BACK TO NATURE?
13. April – 18. August 2018
New Nature – Super Human? Digitization is demanding its tribute, the Anthropocene has long since begun – and God has served his purpose: mankind shapes the earth, our bodies become modular construction kits. Now, when we humans experience ourselves as the creators of our own reality, will we be able to continue to cultivate our own liveliness and thus keep alive the connection between all life on our planet, as the famous naturalist Alexander von Humboldt (1769–1859) once formulated for our understanding of nature?
From the return to aesthetization to the futuristic vision: The current exhibition at the Salon Berlin reflects a whole variety of artistic strategies that allow us to experience our current alienation from nature and from ourselves. In the age of digitization artists like Camille Henrot or Laure Prouvost seek contemporary approaches to nature: a longing for unification, for idealization speaks from their works, which resonate with sensuous, almost childlike experience.
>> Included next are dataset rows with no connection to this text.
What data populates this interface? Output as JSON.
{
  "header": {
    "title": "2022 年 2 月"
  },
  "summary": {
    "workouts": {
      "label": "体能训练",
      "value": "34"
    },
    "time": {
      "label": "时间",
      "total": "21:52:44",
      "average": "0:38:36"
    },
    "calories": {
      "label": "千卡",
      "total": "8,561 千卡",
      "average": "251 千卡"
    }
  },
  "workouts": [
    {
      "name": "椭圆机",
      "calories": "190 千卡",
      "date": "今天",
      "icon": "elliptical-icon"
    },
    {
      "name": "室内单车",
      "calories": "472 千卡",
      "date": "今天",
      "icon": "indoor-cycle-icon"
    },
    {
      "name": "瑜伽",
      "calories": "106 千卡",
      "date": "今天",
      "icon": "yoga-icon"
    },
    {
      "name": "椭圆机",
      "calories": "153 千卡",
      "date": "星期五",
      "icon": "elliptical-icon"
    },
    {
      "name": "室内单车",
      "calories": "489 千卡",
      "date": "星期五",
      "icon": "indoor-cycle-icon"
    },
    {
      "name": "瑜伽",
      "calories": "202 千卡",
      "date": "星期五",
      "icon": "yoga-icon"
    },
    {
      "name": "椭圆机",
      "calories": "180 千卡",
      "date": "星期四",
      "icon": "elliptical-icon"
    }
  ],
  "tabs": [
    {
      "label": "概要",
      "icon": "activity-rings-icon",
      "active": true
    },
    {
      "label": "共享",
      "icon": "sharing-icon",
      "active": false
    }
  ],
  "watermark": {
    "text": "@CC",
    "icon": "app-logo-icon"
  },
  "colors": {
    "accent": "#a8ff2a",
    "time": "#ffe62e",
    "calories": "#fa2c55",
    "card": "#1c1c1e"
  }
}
Sissel Tolaas has created an olfactory archive of ocean smells, which awaken quite subjective memories of the sea and represents a snapshot full of geographical, cultural and historical references. She also confronts us with our growing fear of smell, which is causing us to gradually lose one of our most important senses.
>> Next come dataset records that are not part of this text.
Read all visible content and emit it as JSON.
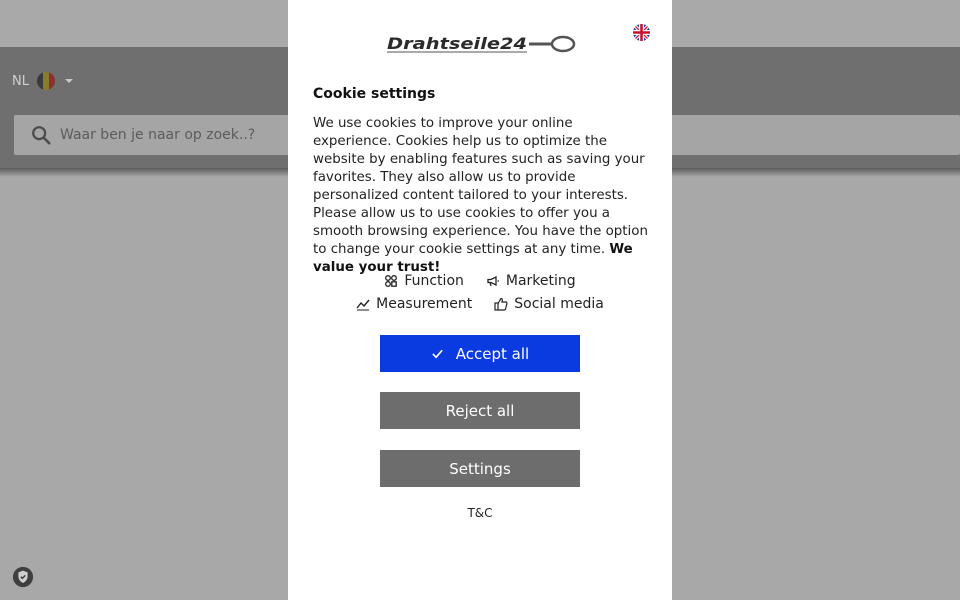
{
  "background": {
    "language_code": "NL",
    "search_placeholder": "Waar ben je naar op zoek..?"
  },
  "modal": {
    "logo_text": "Drahtseile24",
    "title": "Cookie settings",
    "description": "We use cookies to improve your online experience. Cookies help us to optimize the website by enabling features such as saving your favorites. They also allow us to provide personalized content tailored to your interests. Please allow us to use cookies to offer you a smooth browsing experience. You have the option to change your cookie settings at any time.",
    "description_bold": "We value your trust!",
    "categories": [
      {
        "label": "Function",
        "icon": "function-icon"
      },
      {
        "label": "Marketing",
        "icon": "megaphone-icon"
      },
      {
        "label": "Measurement",
        "icon": "chart-icon"
      },
      {
        "label": "Social media",
        "icon": "thumbs-up-icon"
      }
    ],
    "buttons": {
      "accept": "Accept all",
      "reject": "Reject all",
      "settings": "Settings"
    },
    "terms_link": "T&C"
  },
  "colors": {
    "accept": "#0a3be0",
    "secondary": "#6d6d6d"
  }
}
Tue Greenfort formulates a firm commitment to nature and the interconnection of all life beyond mere dichotomy, teasing out nature’s aesthetic potential not least from scientific approaches. The digitally rendered terrains of Timur Si-Qin`s New Peace series (2017) advance a philosophy of immanence and propose a new “Protocol” for understanding one’s place in the vastness of time and space. A faith of the real; a mysticism and meaning for a world in the grip of the Anthropocene to foster a spiritual relationship with the infinite creativity of pattern, matter and energy.
On the other hand, David LaChapelle offers us a speculative look into the future. His petrol stations, overgrown with tropical rainforest and coming across like the artificial settings of mystery films, show human architectures that will be forgotten in a post-human future. Nikita Shalenny’s virtual-reality work The Bridge (2017) takes us into a world at the end of time in which schematic silhouettes of naked people run for their lives through ghostly empty landscapes, dead forests and abandoned oil pumps. Even Tim Eitel’s figures on a boat no longer sail towards a morbid-romantic island, but into nothingness and at the same time a wall. Both works today inevitably recall global challenges such as the current refugee crisis, repressive totalitarian systems and the ongoing destruction of the environment. The painter Flavio de Marco once again takes us on a journey through landscapes of a digitized world in which our perception is characterized by omnipresent screens, filters and stereotyped images, while authenticity and the aura of an original lose their meaning.
And through this scenario drifts almost heroically the timeless wanderer, as we can experience him in Georg Baselitz‘s imagery, fighting his alienation from nature, which he nevertheless considers his home.